What you need to do >> Each entry that follows should be retyped exactly.

Provided data >>
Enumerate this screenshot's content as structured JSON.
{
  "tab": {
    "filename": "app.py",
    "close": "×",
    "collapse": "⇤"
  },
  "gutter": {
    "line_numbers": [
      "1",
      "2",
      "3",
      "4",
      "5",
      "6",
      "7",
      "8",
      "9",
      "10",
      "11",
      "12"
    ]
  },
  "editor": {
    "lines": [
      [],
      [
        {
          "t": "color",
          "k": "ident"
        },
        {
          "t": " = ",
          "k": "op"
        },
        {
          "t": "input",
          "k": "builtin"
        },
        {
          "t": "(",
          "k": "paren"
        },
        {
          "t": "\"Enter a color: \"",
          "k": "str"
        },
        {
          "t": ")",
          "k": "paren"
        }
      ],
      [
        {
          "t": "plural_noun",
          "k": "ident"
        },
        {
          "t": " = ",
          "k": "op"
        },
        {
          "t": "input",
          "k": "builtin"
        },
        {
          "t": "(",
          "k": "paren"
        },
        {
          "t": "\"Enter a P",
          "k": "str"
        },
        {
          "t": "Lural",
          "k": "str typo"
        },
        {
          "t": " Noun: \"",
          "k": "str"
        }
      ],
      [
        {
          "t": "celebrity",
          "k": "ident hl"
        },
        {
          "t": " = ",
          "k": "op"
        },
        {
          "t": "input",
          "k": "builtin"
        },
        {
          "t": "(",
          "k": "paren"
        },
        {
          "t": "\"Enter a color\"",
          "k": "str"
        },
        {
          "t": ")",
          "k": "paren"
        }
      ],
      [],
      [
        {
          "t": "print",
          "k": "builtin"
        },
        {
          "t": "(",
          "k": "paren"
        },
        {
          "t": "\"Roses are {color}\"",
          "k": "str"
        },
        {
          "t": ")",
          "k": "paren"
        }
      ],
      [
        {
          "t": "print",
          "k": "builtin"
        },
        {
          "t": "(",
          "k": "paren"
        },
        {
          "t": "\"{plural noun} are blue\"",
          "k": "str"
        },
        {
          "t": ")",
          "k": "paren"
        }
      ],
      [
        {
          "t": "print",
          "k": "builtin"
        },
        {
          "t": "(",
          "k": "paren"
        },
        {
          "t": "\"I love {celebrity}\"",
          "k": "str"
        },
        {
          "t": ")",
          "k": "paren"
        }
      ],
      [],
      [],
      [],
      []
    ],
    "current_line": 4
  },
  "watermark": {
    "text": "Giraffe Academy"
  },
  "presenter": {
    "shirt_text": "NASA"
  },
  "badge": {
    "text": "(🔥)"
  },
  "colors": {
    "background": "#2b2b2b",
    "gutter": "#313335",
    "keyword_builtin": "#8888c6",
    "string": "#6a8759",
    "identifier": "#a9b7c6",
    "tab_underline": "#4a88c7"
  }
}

Completed task >>
Enumerate this screenshot's content as structured JSON.
{
  "tab": {
    "filename": "app.py",
    "close": "×",
    "collapse": "⇤"
  },
  "gutter": {
    "line_numbers": [
      "1",
      "2",
      "3",
      "4",
      "5",
      "6",
      "7",
      "8",
      "9",
      "10",
      "11",
      "12"
    ]
  },
  "editor": {
    "lines": [
      [],
      [
        {
          "t": "color",
          "k": "ident"
        },
        {
          "t": " = ",
          "k": "op"
        },
        {
          "t": "input",
          "k": "builtin"
        },
        {
          "t": "(",
          "k": "paren"
        },
        {
          "t": "\"Enter a color: \"",
          "k": "str"
        },
        {
          "t": ")",
          "k": "paren"
        }
      ],
      [
        {
          "t": "plural_noun",
          "k": "ident"
        },
        {
          "t": " = ",
          "k": "op"
        },
        {
          "t": "input",
          "k": "builtin"
        },
        {
          "t": "(",
          "k": "paren"
        },
        {
          "t": "\"Enter a P",
          "k": "str"
        },
        {
          "t": "Lural",
          "k": "str typo"
        },
        {
          "t": " Noun: \"",
          "k": "str"
        }
      ],
      [
        {
          "t": "celebrity",
          "k": "ident hl"
        },
        {
          "t": " = ",
          "k": "op"
        },
        {
          "t": "input",
          "k": "builtin"
        },
        {
          "t": "(",
          "k": "paren"
        },
        {
          "t": "\"Enter a color\"",
          "k": "str"
        },
        {
          "t": ")",
          "k": "paren"
        }
      ],
      [],
      [
        {
          "t": "print",
          "k": "builtin"
        },
        {
          "t": "(",
          "k": "paren"
        },
        {
          "t": "\"Roses are {color}\"",
          "k": "str"
        },
        {
          "t": ")",
          "k": "paren"
        }
      ],
      [
        {
          "t": "print",
          "k": "builtin"
        },
        {
          "t": "(",
          "k": "paren"
        },
        {
          "t": "\"{plural noun} are blue\"",
          "k": "str"
        },
        {
          "t": ")",
          "k": "paren"
        }
      ],
      [
        {
          "t": "print",
          "k": "builtin"
        },
        {
          "t": "(",
          "k": "paren"
        },
        {
          "t": "\"I love {celebrity}\"",
          "k": "str"
        },
        {
          "t": ")",
          "k": "paren"
        }
      ],
      [],
      [],
      [],
      []
    ],
    "current_line": 4
  },
  "watermark": {
    "text": "Giraffe Academy"
  },
  "presenter": {
    "shirt_text": "NASA"
  },
  "badge": {
    "text": "(🔥)"
  },
  "colors": {
    "background": "#2b2b2b",
    "gutter": "#313335",
    "keyword_builtin": "#8888c6",
    "string": "#6a8759",
    "identifier": "#a9b7c6",
    "tab_underline": "#4a88c7"
  }
}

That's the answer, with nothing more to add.